Film star Priyanka Chopra’s clarion call — “phir dil do hockey ko (give your heart to hockey again)” — is inspiring thousands in Delhi to pack the National Stadium and root for the Indian team in the on-going World Cup, writes Pradeep Magazine.

india Updated: Mar 06, 2010 01:59 IST
Pradeep Magazine

Film star Priyanka Chopra’s clarion call — “phir dil do hockey ko (give your heart to hockey again)” — is inspiring thousands in Delhi to pack the National Stadium and root for the Indian team in the on-going World Cup.

Alas, the team, after a resounding start against Pakistan, disappointed a motley crowd of young vociferous people, many of whom seemed innocent to the nuances of the game, but wanted India to win.

First I must confess that it was more than a pleasant surprise to find that the entry to the stadium for ticket-holders was not stifling at all, despite the understandably tight security arrangements. The irritating frisking, a necessary evil of our times, was done by the cops efficiently and without being rude. The stadium itself looks imposing and one can have an unhindered and close view of the ground from anywhere in the stands.

The electronic scoreboard and the giant screen showing most of the action live inside the stadium is a great help to the spectators in enjoying the game. The organisers deserve a pat for their efficient conduct of the championship so far.

The atmosphere inside the stadium when India is playing is almost electric with thousands screaming in unison whenever India is on the prowl. The tournament came alive on the opening day itself when the team forged a bond with those thousands who were present at the ground. The crowd was unabashedly partisan but did not raise any offensive slogan against Pakistan.

It was a crowd that knew where to draw the line and treat the match as a sporting contest and not a war.

This almost seemed a throwback to a time when Indians were the undisputed champions of the world and the romance of hockey was still alive.
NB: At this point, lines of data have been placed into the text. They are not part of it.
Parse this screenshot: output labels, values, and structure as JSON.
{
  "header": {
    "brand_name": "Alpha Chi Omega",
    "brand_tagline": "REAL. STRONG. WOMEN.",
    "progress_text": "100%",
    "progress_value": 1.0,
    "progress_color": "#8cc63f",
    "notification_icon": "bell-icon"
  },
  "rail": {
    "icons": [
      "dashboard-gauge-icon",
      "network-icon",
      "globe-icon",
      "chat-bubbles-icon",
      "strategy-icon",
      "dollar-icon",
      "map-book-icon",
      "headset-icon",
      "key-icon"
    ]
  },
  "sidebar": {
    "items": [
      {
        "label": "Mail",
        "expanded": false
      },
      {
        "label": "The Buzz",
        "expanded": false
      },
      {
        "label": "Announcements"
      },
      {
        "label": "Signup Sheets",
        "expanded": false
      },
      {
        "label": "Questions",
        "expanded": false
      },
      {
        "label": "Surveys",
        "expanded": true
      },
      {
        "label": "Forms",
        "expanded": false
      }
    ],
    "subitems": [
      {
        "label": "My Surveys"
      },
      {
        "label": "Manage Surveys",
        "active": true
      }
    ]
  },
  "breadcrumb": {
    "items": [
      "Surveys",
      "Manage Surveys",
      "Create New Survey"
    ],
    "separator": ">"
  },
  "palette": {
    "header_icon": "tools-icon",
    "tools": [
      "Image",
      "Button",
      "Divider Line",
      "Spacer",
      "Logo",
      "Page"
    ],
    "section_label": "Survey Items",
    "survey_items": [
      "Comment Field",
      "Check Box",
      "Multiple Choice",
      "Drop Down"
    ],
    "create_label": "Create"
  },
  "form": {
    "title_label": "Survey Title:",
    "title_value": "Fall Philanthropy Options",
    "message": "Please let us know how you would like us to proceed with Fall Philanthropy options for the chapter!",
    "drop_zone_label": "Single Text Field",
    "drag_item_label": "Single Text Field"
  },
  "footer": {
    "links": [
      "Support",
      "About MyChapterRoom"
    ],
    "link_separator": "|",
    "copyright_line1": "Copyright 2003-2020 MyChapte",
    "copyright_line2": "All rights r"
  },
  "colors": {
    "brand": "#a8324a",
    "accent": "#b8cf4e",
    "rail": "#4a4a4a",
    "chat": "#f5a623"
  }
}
The same crowd, now thirsting for more, realised the harsh truth in the next two matches that their team was not good enough to compete in the international arena. The awesome Australians and the clinical Spaniards exposed our team for what it is worth - an almost non-existent defence, poor fitness levels and lack of tactical acumen.

Will the upwardly mobile crowd be willing to back the team even now? Or will this short-lived romance end here and now? A team cannot win matches just by media hype and crowd support. They also can’t become world beaters on doles and charity. And there must be something inherently wrong with a team which used blackmail tactics to get their “dues” from the federation at a time when they should have been preparing for the tournament. And there must surely be something wrong with us as well who most of the time don’t care for the sport but are all of a sudden rooting for it only because it might satisfy our “Nationalistic ego”.

If the above surmise is not true, then we should not sever our links with the game as abruptly as they were forged.

The deep-rooted shortcomings at the grass-root level, lack of funding and inept administration has ruined the sport and for it to come back on the rails will require more than just giving our “dil” to the game.